But genomics scientists still need a way to track that viral evolution, both for basic science and to identify any changes in behavior as early as possible. That’s why they are keeping a close eye on patterns in delta, especially, since it’s spreading so rapidly. The Pango team continues to split descendants of the first delta lineage, B.1.617.2, into sub-categories of related cases.
Until recently, it had registered 617.2 itself, plus three “children”, called AY.1, AY.2, and AY.3. This week, the team decided to split those children into 12 families in order to better track small-scale local changes—hence the total of 13 delta variants. None of this means the virus itself has suddenly changed.
“Especially at the margins, with these emerging variants, you are splitting hairs,” says Duncan MacCannell, chief scientific officer of the CDC’s Office of Advanced Molecular Detection. “Depending on how those definitions are crafted and refined, the hairs can split in different ways.”
What matters to the public?
It’s worth noting that not all variants with WHO nicknames are equally bad. When the organization gives a new family a name, it also adds a label telling us how worried we should be.
The lowest level is a variant of interest, which means it is worth keeping an eye on; in the middle is a variant of concern, like delta, which has clearly evolved to be more dangerous.
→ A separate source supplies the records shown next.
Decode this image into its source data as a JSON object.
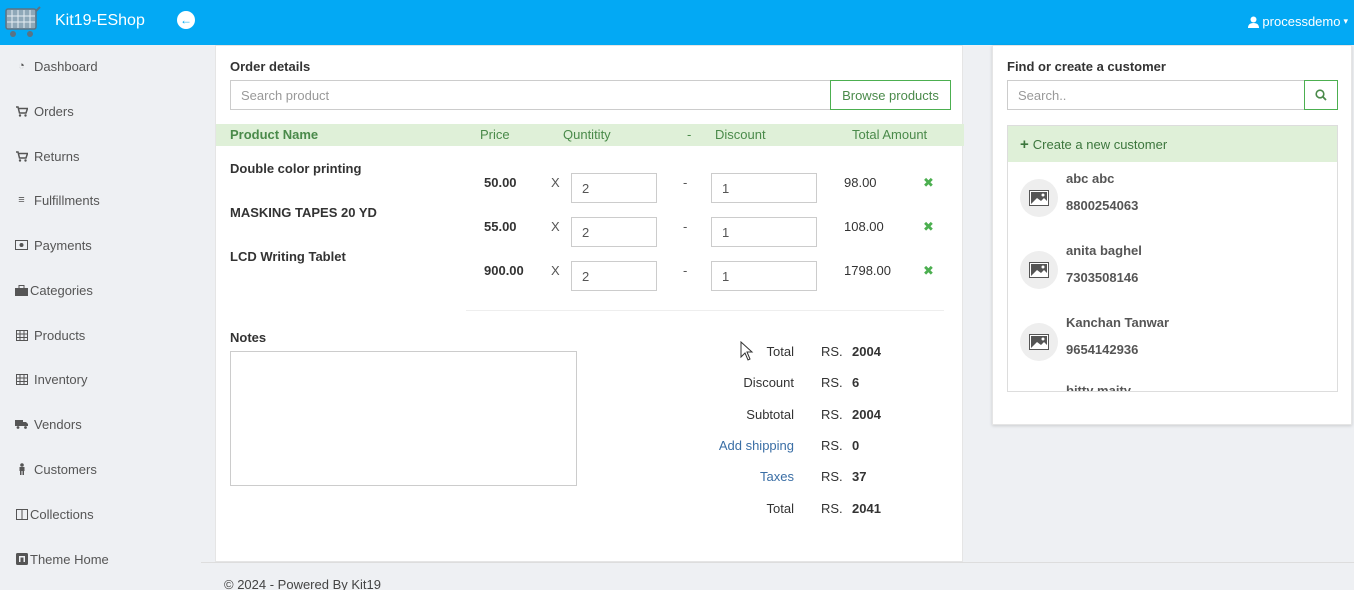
{
  "header": {
    "brand": "Kit19-EShop",
    "user": "processdemo"
  },
  "sidebar": {
    "items": [
      {
        "label": "Dashboard",
        "icon": "dashboard-icon"
      },
      {
        "label": "Orders",
        "icon": "cart-icon"
      },
      {
        "label": "Returns",
        "icon": "cart-icon"
      },
      {
        "label": "Fulfillments",
        "icon": "bars-icon"
      },
      {
        "label": "Payments",
        "icon": "money-icon"
      },
      {
        "label": "Categories",
        "icon": "briefcase-icon"
      },
      {
        "label": "Products",
        "icon": "table-icon"
      },
      {
        "label": "Inventory",
        "icon": "table-icon"
      },
      {
        "label": "Vendors",
        "icon": "truck-icon"
      },
      {
        "label": "Customers",
        "icon": "person-icon"
      },
      {
        "label": "Collections",
        "icon": "columns-icon"
      },
      {
        "label": "Theme Home",
        "icon": "home-box-icon"
      }
    ]
  },
  "order": {
    "title": "Order details",
    "search_placeholder": "Search product",
    "browse_label": "Browse products",
    "columns": {
      "name": "Product Name",
      "price": "Price",
      "quantity": "Quntitity",
      "dash": "-",
      "discount": "Discount",
      "total": "Total Amount"
    },
    "rows": [
      {
        "name": "Double color printing",
        "price": "50.00",
        "x": "X",
        "qty": "2",
        "dash": "-",
        "discount": "1",
        "total": "98.00"
      },
      {
        "name": "MASKING TAPES 20 YD",
        "price": "55.00",
        "x": "X",
        "qty": "2",
        "dash": "-",
        "discount": "1",
        "total": "108.00"
      },
      {
        "name": "LCD Writing Tablet",
        "price": "900.00",
        "x": "X",
        "qty": "2",
        "dash": "-",
        "discount": "1",
        "total": "1798.00"
      }
    ],
    "notes_label": "Notes",
    "summary": [
      {
        "label": "Total",
        "currency": "RS.",
        "value": "2004",
        "link": false
      },
      {
        "label": "Discount",
        "currency": "RS.",
        "value": "6",
        "link": false
      },
      {
        "label": "Subtotal",
        "currency": "RS.",
        "value": "2004",
        "link": false
      },
      {
        "label": "Add shipping",
        "currency": "RS.",
        "value": "0",
        "link": true
      },
      {
        "label": "Taxes",
        "currency": "RS.",
        "value": "37",
        "link": true
      },
      {
        "label": "Total",
        "currency": "RS.",
        "value": "2041",
        "link": false
      }
    ]
  },
  "customer": {
    "title": "Find or create a customer",
    "search_placeholder": "Search..",
    "create_label": "Create a new customer",
    "list": [
      {
        "name": "abc abc",
        "phone": "8800254063"
      },
      {
        "name": "anita baghel",
        "phone": "7303508146"
      },
      {
        "name": "Kanchan Tanwar",
        "phone": "9654142936"
      },
      {
        "name": "bitty maity",
        "phone": ""
      }
    ]
  },
  "footer": {
    "text": "© 2024 - Powered By Kit19"
  },
  "colors": {
    "topbar": "#03a9f4",
    "accent_green": "#4caf50",
    "header_row": "#dff0d8",
    "link": "#3a6ea5"
  }
}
Often, variants of interest are given that label because they share a mutation with variants of concern—they’re under surveillance.
The CDC has an additional, more severe category, a variant of high consequence, which has never been given to a family of covid. It’s reserved for potential future strains that might cause serious illness in vaccinated people, don’t show up on commonly-used diagnostic tests, or perhaps resist multiple treatments for covid symptoms.
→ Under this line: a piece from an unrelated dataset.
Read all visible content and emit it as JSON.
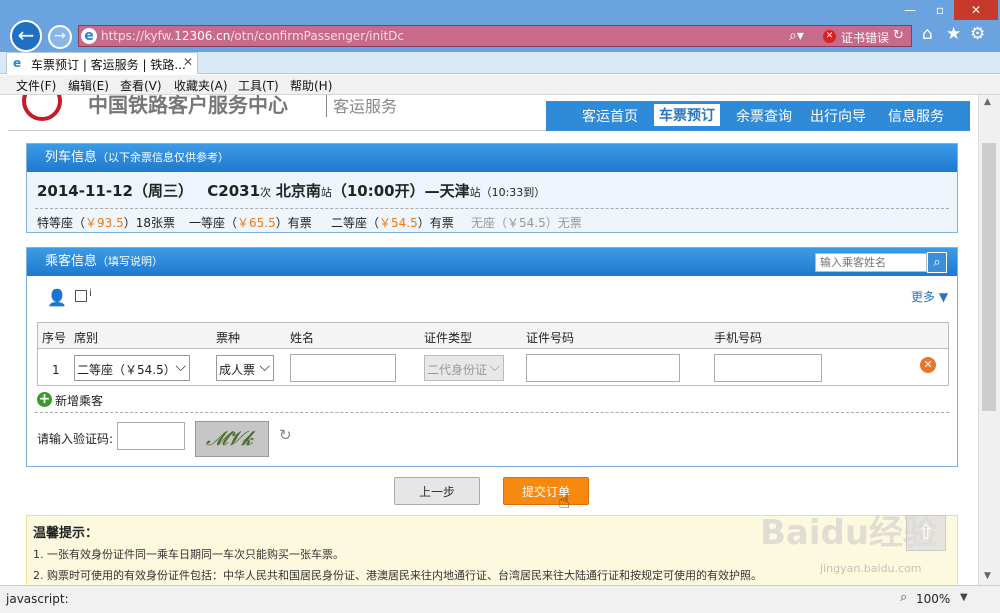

The two Pango lineages that are most commonly being referred to as ‘delta plus,’ AY.1 and AY.2, both have a mutation previously seen in another variant of concern, called beta, which first emerged in South Africa. But in the several months since AY.1 and AY.2 emerged, there has been no sign they behave any differently than their parent.
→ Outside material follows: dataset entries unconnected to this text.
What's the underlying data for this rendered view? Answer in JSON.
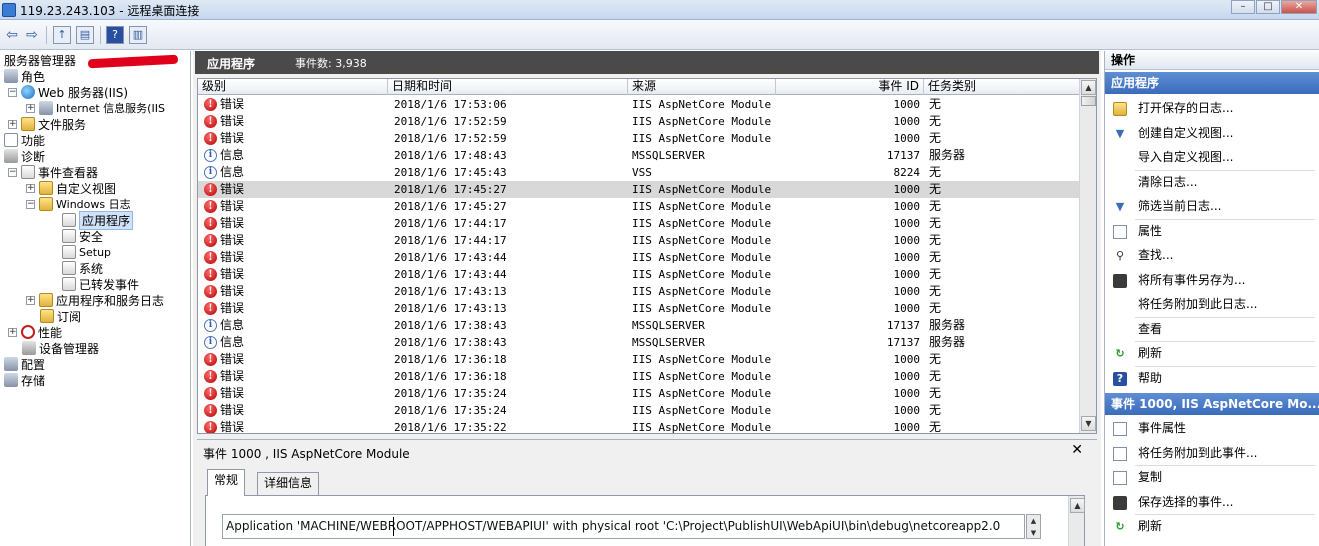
{
  "window": {
    "title": "119.23.243.103 - 远程桌面连接"
  },
  "tree": {
    "root": "服务器管理器",
    "items": [
      {
        "label": "角色"
      },
      {
        "label": "Web 服务器(IIS)"
      },
      {
        "label": "Internet 信息服务(IIS"
      },
      {
        "label": "文件服务"
      },
      {
        "label": "功能"
      },
      {
        "label": "诊断"
      },
      {
        "label": "事件查看器"
      },
      {
        "label": "自定义视图"
      },
      {
        "label": "Windows 日志"
      },
      {
        "label": "应用程序"
      },
      {
        "label": "安全"
      },
      {
        "label": "Setup"
      },
      {
        "label": "系统"
      },
      {
        "label": "已转发事件"
      },
      {
        "label": "应用程序和服务日志"
      },
      {
        "label": "订阅"
      },
      {
        "label": "性能"
      },
      {
        "label": "设备管理器"
      },
      {
        "label": "配置"
      },
      {
        "label": "存储"
      }
    ]
  },
  "center": {
    "title": "应用程序",
    "count_text": "事件数: 3,938",
    "columns": {
      "level": "级别",
      "datetime": "日期和时间",
      "source": "来源",
      "event_id": "事件 ID",
      "task": "任务类别"
    },
    "rows": [
      {
        "level": "错误",
        "datetime": "2018/1/6 17:53:06",
        "source": "IIS AspNetCore Module",
        "event_id": "1000",
        "task": "无"
      },
      {
        "level": "错误",
        "datetime": "2018/1/6 17:52:59",
        "source": "IIS AspNetCore Module",
        "event_id": "1000",
        "task": "无"
      },
      {
        "level": "错误",
        "datetime": "2018/1/6 17:52:59",
        "source": "IIS AspNetCore Module",
        "event_id": "1000",
        "task": "无"
      },
      {
        "level": "信息",
        "datetime": "2018/1/6 17:48:43",
        "source": "MSSQLSERVER",
        "event_id": "17137",
        "task": "服务器"
      },
      {
        "level": "信息",
        "datetime": "2018/1/6 17:45:43",
        "source": "VSS",
        "event_id": "8224",
        "task": "无"
      },
      {
        "level": "错误",
        "datetime": "2018/1/6 17:45:27",
        "source": "IIS AspNetCore Module",
        "event_id": "1000",
        "task": "无"
      },
      {
        "level": "错误",
        "datetime": "2018/1/6 17:45:27",
        "source": "IIS AspNetCore Module",
        "event_id": "1000",
        "task": "无"
      },
      {
        "level": "错误",
        "datetime": "2018/1/6 17:44:17",
        "source": "IIS AspNetCore Module",
        "event_id": "1000",
        "task": "无"
      },
      {
        "level": "错误",
        "datetime": "2018/1/6 17:44:17",
        "source": "IIS AspNetCore Module",
        "event_id": "1000",
        "task": "无"
      },
      {
        "level": "错误",
        "datetime": "2018/1/6 17:43:44",
        "source": "IIS AspNetCore Module",
        "event_id": "1000",
        "task": "无"
      },
      {
        "level": "错误",
        "datetime": "2018/1/6 17:43:44",
        "source": "IIS AspNetCore Module",
        "event_id": "1000",
        "task": "无"
      },
      {
        "level": "错误",
        "datetime": "2018/1/6 17:43:13",
        "source": "IIS AspNetCore Module",
        "event_id": "1000",
        "task": "无"
      },
      {
        "level": "错误",
        "datetime": "2018/1/6 17:43:13",
        "source": "IIS AspNetCore Module",
        "event_id": "1000",
        "task": "无"
      },
      {
        "level": "信息",
        "datetime": "2018/1/6 17:38:43",
        "source": "MSSQLSERVER",
        "event_id": "17137",
        "task": "服务器"
      },
      {
        "level": "信息",
        "datetime": "2018/1/6 17:38:43",
        "source": "MSSQLSERVER",
        "event_id": "17137",
        "task": "服务器"
      },
      {
        "level": "错误",
        "datetime": "2018/1/6 17:36:18",
        "source": "IIS AspNetCore Module",
        "event_id": "1000",
        "task": "无"
      },
      {
        "level": "错误",
        "datetime": "2018/1/6 17:36:18",
        "source": "IIS AspNetCore Module",
        "event_id": "1000",
        "task": "无"
      },
      {
        "level": "错误",
        "datetime": "2018/1/6 17:35:24",
        "source": "IIS AspNetCore Module",
        "event_id": "1000",
        "task": "无"
      },
      {
        "level": "错误",
        "datetime": "2018/1/6 17:35:24",
        "source": "IIS AspNetCore Module",
        "event_id": "1000",
        "task": "无"
      },
      {
        "level": "错误",
        "datetime": "2018/1/6 17:35:22",
        "source": "IIS AspNetCore Module",
        "event_id": "1000",
        "task": "无"
      }
    ]
  },
  "detail": {
    "title": "事件 1000 , IIS AspNetCore Module",
    "tabs": [
      "常规",
      "详细信息"
    ],
    "message": "Application 'MACHINE/WEBROOT/APPHOST/WEBAPIUI' with physical root 'C:\\Project\\PublishUI\\WebApiUI\\bin\\debug\\netcoreapp2.0"
  },
  "actions": {
    "header": "操作",
    "section1": "应用程序",
    "items1": [
      {
        "label": "打开保存的日志...",
        "icon": "folder-open-icon"
      },
      {
        "label": "创建自定义视图...",
        "icon": "filter-icon"
      },
      {
        "label": "导入自定义视图...",
        "icon": ""
      },
      {
        "label": "清除日志...",
        "icon": ""
      },
      {
        "label": "筛选当前日志...",
        "icon": "filter-icon"
      },
      {
        "label": "属性",
        "icon": "properties-icon"
      },
      {
        "label": "查找...",
        "icon": "binoculars-icon"
      },
      {
        "label": "将所有事件另存为...",
        "icon": "save-icon"
      },
      {
        "label": "将任务附加到此日志...",
        "icon": ""
      },
      {
        "label": "查看",
        "icon": ""
      },
      {
        "label": "刷新",
        "icon": "refresh-icon"
      },
      {
        "label": "帮助",
        "icon": "help-icon"
      }
    ],
    "section2": "事件 1000, IIS AspNetCore Mo...",
    "items2": [
      {
        "label": "事件属性",
        "icon": "properties-icon"
      },
      {
        "label": "将任务附加到此事件...",
        "icon": "task-icon"
      },
      {
        "label": "复制",
        "icon": "copy-icon"
      },
      {
        "label": "保存选择的事件...",
        "icon": "save-icon"
      },
      {
        "label": "刷新",
        "icon": "refresh-icon"
      }
    ]
  },
  "colors": {
    "error": "#c00000",
    "info": "#2f5aa8",
    "section_blue": "#3a6cbc",
    "header_dark": "#4a4a4a"
  }
}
“We identify mutations that we think have significance, and there’s some evidence to support that. Sometimes those pan out, and sometimes they don’t,” says MacCannell.
So if they don’t act any differently, why are many public health agencies—including the CDC—splitting out the sublineage of delta cases when they report their figures?
“A lot of it is trying to head off questions. If we just put up a ticker that says, ‘delta has this many cases,’ we get questions like, ‘do we have any AY.3? I’ve heard that AY.3 is concerning,’” says Florek, who created Wisconsin’s covid sequencing dashboard. “It’s not just the media. It’s facilities, hospitals, clinics—all the customers we serve as a state public health laboratory.”
“As far as what the best approach is? I’m really not sure. I think we’re all kind of learning the best way to communicate the necessary information, in a way that’s actionable and interpretable by a large audience.”
Scientists will always have educated guesses about which genes are linked to changes in behavior. That speculation, though, is often based on lab experiments that look at the effects of individual genetic changes.
In reality, mutations happen randomly across the genomes of viruses in all the millions of people who are infected. Some of those mutations die out, and a few spread to other people. As changes accumulate, they interact with one another, and with human actions, in complicated ways to give rise to real-world behavior.
It takes a long time for scientists to do the research and really understand what’s going on—a lot longer than it takes to write a news story or post a paper online without peer review.
“Genomics is not everything, it’s the beginning of the story. It tells us that this variant exists,” says Brito. “We can be anxious when there’s a reason, but not for minor changes.”
This story is part of the Pandemic Technology Project, supported by The Rockefeller Foundation.